Goal of the exercise: All lines below are to be output exactly as they stand.

--- Input records ---

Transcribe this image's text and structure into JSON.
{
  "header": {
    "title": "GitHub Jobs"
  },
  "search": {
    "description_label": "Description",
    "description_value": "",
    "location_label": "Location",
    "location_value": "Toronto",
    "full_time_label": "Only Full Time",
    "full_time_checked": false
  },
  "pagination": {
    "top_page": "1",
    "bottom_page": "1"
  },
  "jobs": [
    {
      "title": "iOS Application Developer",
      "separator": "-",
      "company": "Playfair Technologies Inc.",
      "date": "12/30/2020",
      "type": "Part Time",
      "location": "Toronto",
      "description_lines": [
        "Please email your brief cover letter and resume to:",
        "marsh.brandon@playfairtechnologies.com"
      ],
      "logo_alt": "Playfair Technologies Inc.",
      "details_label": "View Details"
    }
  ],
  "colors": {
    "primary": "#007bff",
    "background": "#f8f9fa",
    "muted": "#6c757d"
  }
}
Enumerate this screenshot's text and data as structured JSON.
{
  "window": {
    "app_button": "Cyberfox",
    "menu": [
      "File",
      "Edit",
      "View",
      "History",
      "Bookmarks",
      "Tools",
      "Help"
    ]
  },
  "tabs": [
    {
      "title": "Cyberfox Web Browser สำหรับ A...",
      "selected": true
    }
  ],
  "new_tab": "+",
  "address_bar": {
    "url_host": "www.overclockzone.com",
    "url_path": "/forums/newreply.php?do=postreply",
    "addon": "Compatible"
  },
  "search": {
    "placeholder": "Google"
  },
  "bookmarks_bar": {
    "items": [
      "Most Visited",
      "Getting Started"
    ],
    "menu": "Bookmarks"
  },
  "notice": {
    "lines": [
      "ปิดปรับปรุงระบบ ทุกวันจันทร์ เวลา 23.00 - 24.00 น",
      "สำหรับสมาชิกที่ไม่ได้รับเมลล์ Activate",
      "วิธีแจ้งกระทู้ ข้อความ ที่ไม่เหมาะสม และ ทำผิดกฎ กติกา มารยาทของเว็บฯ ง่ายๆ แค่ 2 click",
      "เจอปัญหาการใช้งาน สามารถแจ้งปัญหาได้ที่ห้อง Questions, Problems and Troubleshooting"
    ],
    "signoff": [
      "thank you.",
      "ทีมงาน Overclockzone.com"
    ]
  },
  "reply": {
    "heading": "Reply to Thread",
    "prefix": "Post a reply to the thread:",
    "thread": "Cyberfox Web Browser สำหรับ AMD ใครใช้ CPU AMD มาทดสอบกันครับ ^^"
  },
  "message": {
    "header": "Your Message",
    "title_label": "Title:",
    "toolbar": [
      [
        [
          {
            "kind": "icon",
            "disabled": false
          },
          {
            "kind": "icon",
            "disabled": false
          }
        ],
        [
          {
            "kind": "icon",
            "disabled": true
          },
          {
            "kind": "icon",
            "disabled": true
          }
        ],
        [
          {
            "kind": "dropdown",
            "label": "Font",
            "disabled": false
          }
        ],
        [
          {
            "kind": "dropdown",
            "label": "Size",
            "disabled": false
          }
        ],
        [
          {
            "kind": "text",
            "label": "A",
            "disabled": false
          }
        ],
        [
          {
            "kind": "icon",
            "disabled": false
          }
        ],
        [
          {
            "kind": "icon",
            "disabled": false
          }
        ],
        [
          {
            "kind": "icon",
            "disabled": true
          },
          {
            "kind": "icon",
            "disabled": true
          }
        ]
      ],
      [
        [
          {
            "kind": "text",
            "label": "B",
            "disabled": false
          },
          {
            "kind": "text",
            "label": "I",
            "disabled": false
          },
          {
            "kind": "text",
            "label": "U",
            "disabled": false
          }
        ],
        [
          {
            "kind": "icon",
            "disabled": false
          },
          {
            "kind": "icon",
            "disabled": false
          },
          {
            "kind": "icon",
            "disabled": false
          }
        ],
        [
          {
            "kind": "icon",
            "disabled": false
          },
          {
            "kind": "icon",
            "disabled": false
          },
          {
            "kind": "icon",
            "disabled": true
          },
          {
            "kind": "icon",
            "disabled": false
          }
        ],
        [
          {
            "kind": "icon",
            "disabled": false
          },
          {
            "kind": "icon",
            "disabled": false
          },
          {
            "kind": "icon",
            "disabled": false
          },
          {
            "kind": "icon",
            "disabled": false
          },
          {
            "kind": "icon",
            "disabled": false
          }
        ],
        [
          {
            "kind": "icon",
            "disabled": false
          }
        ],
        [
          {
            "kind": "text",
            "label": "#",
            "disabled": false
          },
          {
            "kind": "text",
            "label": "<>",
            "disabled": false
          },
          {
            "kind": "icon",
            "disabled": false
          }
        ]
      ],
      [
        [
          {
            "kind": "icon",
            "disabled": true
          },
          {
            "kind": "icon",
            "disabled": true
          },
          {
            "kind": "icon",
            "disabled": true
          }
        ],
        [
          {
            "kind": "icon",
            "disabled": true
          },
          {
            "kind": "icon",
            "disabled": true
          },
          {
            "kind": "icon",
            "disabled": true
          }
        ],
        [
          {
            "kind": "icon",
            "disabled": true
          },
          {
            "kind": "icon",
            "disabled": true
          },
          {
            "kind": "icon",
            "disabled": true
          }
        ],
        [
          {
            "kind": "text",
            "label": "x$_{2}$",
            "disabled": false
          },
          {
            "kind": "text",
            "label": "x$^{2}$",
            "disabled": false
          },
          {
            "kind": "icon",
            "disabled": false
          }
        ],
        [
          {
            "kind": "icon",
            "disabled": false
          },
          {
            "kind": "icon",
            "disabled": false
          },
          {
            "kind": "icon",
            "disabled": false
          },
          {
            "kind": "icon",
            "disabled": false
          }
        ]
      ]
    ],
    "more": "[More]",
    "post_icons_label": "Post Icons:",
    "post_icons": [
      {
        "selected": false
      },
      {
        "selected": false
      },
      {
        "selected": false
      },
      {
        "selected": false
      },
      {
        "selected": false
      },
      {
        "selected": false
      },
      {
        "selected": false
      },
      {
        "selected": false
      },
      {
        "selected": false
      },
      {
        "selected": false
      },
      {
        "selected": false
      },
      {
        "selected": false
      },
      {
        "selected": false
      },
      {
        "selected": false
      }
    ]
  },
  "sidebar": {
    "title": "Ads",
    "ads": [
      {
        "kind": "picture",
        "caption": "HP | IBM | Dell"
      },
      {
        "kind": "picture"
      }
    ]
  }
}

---

Answer to the exercise:
Transcribe this image's text and structure into JSON.
{
  "header": {
    "title": "GitHub Jobs"
  },
  "search": {
    "description_label": "Description",
    "description_value": "",
    "location_label": "Location",
    "location_value": "Toronto",
    "full_time_label": "Only Full Time",
    "full_time_checked": false
  },
  "pagination": {
    "top_page": "1",
    "bottom_page": "1"
  },
  "jobs": [
    {
      "title": "iOS Application Developer",
      "separator": "-",
      "company": "Playfair Technologies Inc.",
      "date": "12/30/2020",
      "type": "Part Time",
      "location": "Toronto",
      "description_lines": [
        "Please email your brief cover letter and resume to:",
        "marsh.brandon@playfairtechnologies.com"
      ],
      "logo_alt": "Playfair Technologies Inc.",
      "details_label": "View Details"
    }
  ],
  "colors": {
    "primary": "#007bff",
    "background": "#f8f9fa",
    "muted": "#6c757d"
  }
}
Enumerate this screenshot's text and data as structured JSON.
{
  "window": {
    "app_button": "Cyberfox",
    "menu": [
      "File",
      "Edit",
      "View",
      "History",
      "Bookmarks",
      "Tools",
      "Help"
    ]
  },
  "tabs": [
    {
      "title": "Cyberfox Web Browser สำหรับ A...",
      "selected": true
    }
  ],
  "new_tab": "+",
  "address_bar": {
    "url_host": "www.overclockzone.com",
    "url_path": "/forums/newreply.php?do=postreply",
    "addon": "Compatible"
  },
  "search": {
    "placeholder": "Google"
  },
  "bookmarks_bar": {
    "items": [
      "Most Visited",
      "Getting Started"
    ],
    "menu": "Bookmarks"
  },
  "notice": {
    "lines": [
      "ปิดปรับปรุงระบบ ทุกวันจันทร์ เวลา 23.00 - 24.00 น",
      "สำหรับสมาชิกที่ไม่ได้รับเมลล์ Activate",
      "วิธีแจ้งกระทู้ ข้อความ ที่ไม่เหมาะสม และ ทำผิดกฎ กติกา มารยาทของเว็บฯ ง่ายๆ แค่ 2 click",
      "เจอปัญหาการใช้งาน สามารถแจ้งปัญหาได้ที่ห้อง Questions, Problems and Troubleshooting"
    ],
    "signoff": [
      "thank you.",
      "ทีมงาน Overclockzone.com"
    ]
  },
  "reply": {
    "heading": "Reply to Thread",
    "prefix": "Post a reply to the thread:",
    "thread": "Cyberfox Web Browser สำหรับ AMD ใครใช้ CPU AMD มาทดสอบกันครับ ^^"
  },
  "message": {
    "header": "Your Message",
    "title_label": "Title:",
    "toolbar": [
      [
        [
          {
            "kind": "icon",
            "disabled": false
          },
          {
            "kind": "icon",
            "disabled": false
          }
        ],
        [
          {
            "kind": "icon",
            "disabled": true
          },
          {
            "kind": "icon",
            "disabled": true
          }
        ],
        [
          {
            "kind": "dropdown",
            "label": "Font",
            "disabled": false
          }
        ],
        [
          {
            "kind": "dropdown",
            "label": "Size",
            "disabled": false
          }
        ],
        [
          {
            "kind": "text",
            "label": "A",
            "disabled": false
          }
        ],
        [
          {
            "kind": "icon",
            "disabled": false
          }
        ],
        [
          {
            "kind": "icon",
            "disabled": false
          }
        ],
        [
          {
            "kind": "icon",
            "disabled": true
          },
          {
            "kind": "icon",
            "disabled": true
          }
        ]
      ],
      [
        [
          {
            "kind": "text",
            "label": "B",
            "disabled": false
          },
          {
            "kind": "text",
            "label": "I",
            "disabled": false
          },
          {
            "kind": "text",
            "label": "U",
            "disabled": false
          }
        ],
        [
          {
            "kind": "icon",
            "disabled": false
          },
          {
            "kind": "icon",
            "disabled": false
          },
          {
            "kind": "icon",
            "disabled": false
          }
        ],
        [
          {
            "kind": "icon",
            "disabled": false
          },
          {
            "kind": "icon",
            "disabled": false
          },
          {
            "kind": "icon",
            "disabled": true
          },
          {
            "kind": "icon",
            "disabled": false
          }
        ],
        [
          {
            "kind": "icon",
            "disabled": false
          },
          {
            "kind": "icon",
            "disabled": false
          },
          {
            "kind": "icon",
            "disabled": false
          },
          {
            "kind": "icon",
            "disabled": false
          },
          {
            "kind": "icon",
            "disabled": false
          }
        ],
        [
          {
            "kind": "icon",
            "disabled": false
          }
        ],
        [
          {
            "kind": "text",
            "label": "#",
            "disabled": false
          },
          {
            "kind": "text",
            "label": "<>",
            "disabled": false
          },
          {
            "kind": "icon",
            "disabled": false
          }
        ]
      ],
      [
        [
          {
            "kind": "icon",
            "disabled": true
          },
          {
            "kind": "icon",
            "disabled": true
          },
          {
            "kind": "icon",
            "disabled": true
          }
        ],
        [
          {
            "kind": "icon",
            "disabled": true
          },
          {
            "kind": "icon",
            "disabled": true
          },
          {
            "kind": "icon",
            "disabled": true
          }
        ],
        [
          {
            "kind": "icon",
            "disabled": true
          },
          {
            "kind": "icon",
            "disabled": true
          },
          {
            "kind": "icon",
            "disabled": true
          }
        ],
        [
          {
            "kind": "text",
            "label": "x$_{2}$",
            "disabled": false
          },
          {
            "kind": "text",
            "label": "x$^{2}$",
            "disabled": false
          },
          {
            "kind": "icon",
            "disabled": false
          }
        ],
        [
          {
            "kind": "icon",
            "disabled": false
          },
          {
            "kind": "icon",
            "disabled": false
          },
          {
            "kind": "icon",
            "disabled": false
          },
          {
            "kind": "icon",
            "disabled": false
          }
        ]
      ]
    ],
    "more": "[More]",
    "post_icons_label": "Post Icons:",
    "post_icons": [
      {
        "selected": false
      },
      {
        "selected": false
      },
      {
        "selected": false
      },
      {
        "selected": false
      },
      {
        "selected": false
      },
      {
        "selected": false
      },
      {
        "selected": false
      },
      {
        "selected": false
      },
      {
        "selected": false
      },
      {
        "selected": false
      },
      {
        "selected": false
      },
      {
        "selected": false
      },
      {
        "selected": false
      },
      {
        "selected": false
      }
    ]
  },
  "sidebar": {
    "title": "Ads",
    "ads": [
      {
        "kind": "picture",
        "caption": "HP | IBM | Dell"
      },
      {
        "kind": "picture"
      }
    ]
  }
}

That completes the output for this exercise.